Northern Thailand

From Wikipedia, the free encyclopedia
Jump to: navigation, search
Map of Thailand highlighting the provinces of the northern region in the six-region system
Provinces of the northern region in the four-region system

Northern Thailand is geographically characterised by multiple mountain ranges, which continue from the Shan Hills in bordering Myanmar and Laos, and the river valleys which cut through them. Though like most of Thailand, it has a tropical savanna climate, its relatively high altitude and latitude contribute to more pronounced seasonal temperature variation, with cooler winters than the other regions. Historically it is related to the Lanna Kingdom and its culture.

Regional classification of Northern Thailand[edit]
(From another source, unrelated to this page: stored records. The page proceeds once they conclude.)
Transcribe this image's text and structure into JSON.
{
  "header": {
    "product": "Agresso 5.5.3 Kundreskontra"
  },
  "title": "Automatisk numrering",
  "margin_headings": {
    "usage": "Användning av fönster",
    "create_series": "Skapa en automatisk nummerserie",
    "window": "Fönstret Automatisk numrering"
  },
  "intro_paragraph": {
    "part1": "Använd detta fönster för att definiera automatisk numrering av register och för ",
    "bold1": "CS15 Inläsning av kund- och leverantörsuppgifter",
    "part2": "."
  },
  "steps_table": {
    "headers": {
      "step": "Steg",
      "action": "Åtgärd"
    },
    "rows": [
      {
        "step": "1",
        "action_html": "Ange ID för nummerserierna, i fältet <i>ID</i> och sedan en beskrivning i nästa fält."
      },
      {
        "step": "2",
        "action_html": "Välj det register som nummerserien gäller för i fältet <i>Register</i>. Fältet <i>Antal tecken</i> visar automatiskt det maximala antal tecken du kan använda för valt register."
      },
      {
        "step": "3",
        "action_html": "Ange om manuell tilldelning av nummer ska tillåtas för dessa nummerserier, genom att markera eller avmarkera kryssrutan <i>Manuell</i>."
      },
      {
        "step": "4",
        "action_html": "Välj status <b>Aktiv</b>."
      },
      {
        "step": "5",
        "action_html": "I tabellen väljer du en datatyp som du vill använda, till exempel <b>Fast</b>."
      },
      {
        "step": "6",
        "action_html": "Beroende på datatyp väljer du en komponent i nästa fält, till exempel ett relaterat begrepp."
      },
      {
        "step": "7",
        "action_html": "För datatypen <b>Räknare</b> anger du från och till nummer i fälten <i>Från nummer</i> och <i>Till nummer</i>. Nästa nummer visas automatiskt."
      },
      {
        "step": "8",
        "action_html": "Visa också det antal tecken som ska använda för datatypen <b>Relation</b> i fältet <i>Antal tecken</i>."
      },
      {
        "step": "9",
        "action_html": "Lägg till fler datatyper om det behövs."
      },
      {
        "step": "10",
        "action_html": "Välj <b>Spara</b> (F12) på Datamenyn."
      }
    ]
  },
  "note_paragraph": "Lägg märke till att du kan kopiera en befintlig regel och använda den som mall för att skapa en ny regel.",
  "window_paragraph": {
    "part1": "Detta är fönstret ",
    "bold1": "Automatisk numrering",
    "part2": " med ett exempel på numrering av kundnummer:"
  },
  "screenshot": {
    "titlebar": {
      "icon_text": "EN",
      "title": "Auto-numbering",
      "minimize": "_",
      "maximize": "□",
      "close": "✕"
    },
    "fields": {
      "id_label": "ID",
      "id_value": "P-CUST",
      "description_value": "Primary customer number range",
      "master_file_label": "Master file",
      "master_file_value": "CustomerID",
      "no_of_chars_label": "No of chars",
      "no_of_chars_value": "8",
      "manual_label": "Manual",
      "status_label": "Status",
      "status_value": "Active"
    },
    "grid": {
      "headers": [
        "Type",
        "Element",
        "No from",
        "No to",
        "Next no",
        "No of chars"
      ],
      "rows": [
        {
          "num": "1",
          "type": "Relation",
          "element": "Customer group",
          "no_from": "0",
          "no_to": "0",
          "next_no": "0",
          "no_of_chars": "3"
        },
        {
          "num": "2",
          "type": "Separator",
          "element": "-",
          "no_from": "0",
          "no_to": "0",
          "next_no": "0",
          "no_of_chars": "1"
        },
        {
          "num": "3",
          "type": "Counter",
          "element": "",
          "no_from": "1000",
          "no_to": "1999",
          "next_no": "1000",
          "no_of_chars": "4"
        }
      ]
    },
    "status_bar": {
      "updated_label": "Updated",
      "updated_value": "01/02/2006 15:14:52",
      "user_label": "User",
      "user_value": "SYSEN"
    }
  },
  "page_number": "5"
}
The northern region, as defined by the National Geographical Committee in 1978, consists of nine provinces. Geographically the division according to the six-region system includes most of the mountainous natural region of the Thai Highlands.

The four-region classification system adds an additional seven bringing the total up to sixteen provinces. In the four-region system Northern Thailand includes the upper-central-region Provinces of Kamphaeng Phet, Nakhon Sawan, Phetchabun, Phichit, Phitsanulok, Sukhothai and Uthai Thani; as well as western-region Tak Province.

Provinces[edit]

Based on the six-region system the provinces are the following:

Seal Name Capita Population Area (km²) Density ISO code
Seal Chiang Mai.png Chiang Mai Province Chiang Mai 1,646,144 20,107.0 81.9 TH-50
Seal Lamphun.png Lamphun Province Lamphun 403,952 4,505.9 89.7 TH-51
Seal Lampang.png Lampang Province Lampang 757,534 12,534.0 60.4 TH-52
Seal Uttaradit.png Uttaradit Province Uttaradit 461,040 7,838.6 58.8 TH-53
Seal Phrae.png Phrae Province Phrae 458,750 6,538.6 70.2 TH-54
Seal Nan.png Nan Province Nan 476,612 11,472.1 41.5 TH-55
Seal Phayao.png Phayao Province Phayao 486,472 6,335.1 76.8 TH-56
Seal Chiang Rai.png Chiang Rai Province Chiang Rai 1,198,656 11,678.4 102.6 TH-57
Seal Mae Hong Son.png Mae Hong Son Province Mae Hong Son 244,048 12,681.3 19.2 TH-58

Note: The population as 31 December 2011.

Geography[edit]

Parallel mountain ranges extend from the Daen Lao Range (ทิวเขาแดนลาว), in the southern region of the Shan Hills, in a north/south direction, the Dawna Range (ทิวเขาดอยมอนกุจู) forming the western border of Thailand between Mae Hong Son and the Salween River.[1] To the east the Thanon Thong Chai Range (เทือกเขาถนนธงชัย), the Khun Tan Range (อยขุนตาน), the Phi Pan Nam Range (ทิวเขาผีปันน้ำ), as well as the western part of the Luang Prabang Range (ะทิวเขาหลวงพระบาง), form the natural region of the Thai Highlands together with the former.[2]

These high mountains are incised by steep river valleys and upland areas that border the central plain. A series of rivers, including the Nan, Ping, Wang, Yom and Nan, flow southwards through mountain valleys and join to form the Chao Phraya in Nakhon Sawan Province in the central region. Sirikit Dam is situated on the Nan River in Uttaradit Province. The Northeastern part is drained by rivers flowing into the Mekong basin, like the Kok and Ing.

The four-region system includes the northern parts of the Central Plain as well as some mountainous areas bordering the western and the northeastern limits.

See also[edit]

References[edit]

  1. ^ Northern Thailand
  2. ^ ดร.กระมล ทองธรรมชาติ และคณะ, สังคมศึกษา ศาสนาและวัฒนธรรม ม.1, สำนักพิมพ์ อักษรเจริญทัศน์ อจท. จำกัด, 2548, หน้า 24-25

External links[edit]

Coordinates: 19°N 99°E / 19°N 99°E / 19; 99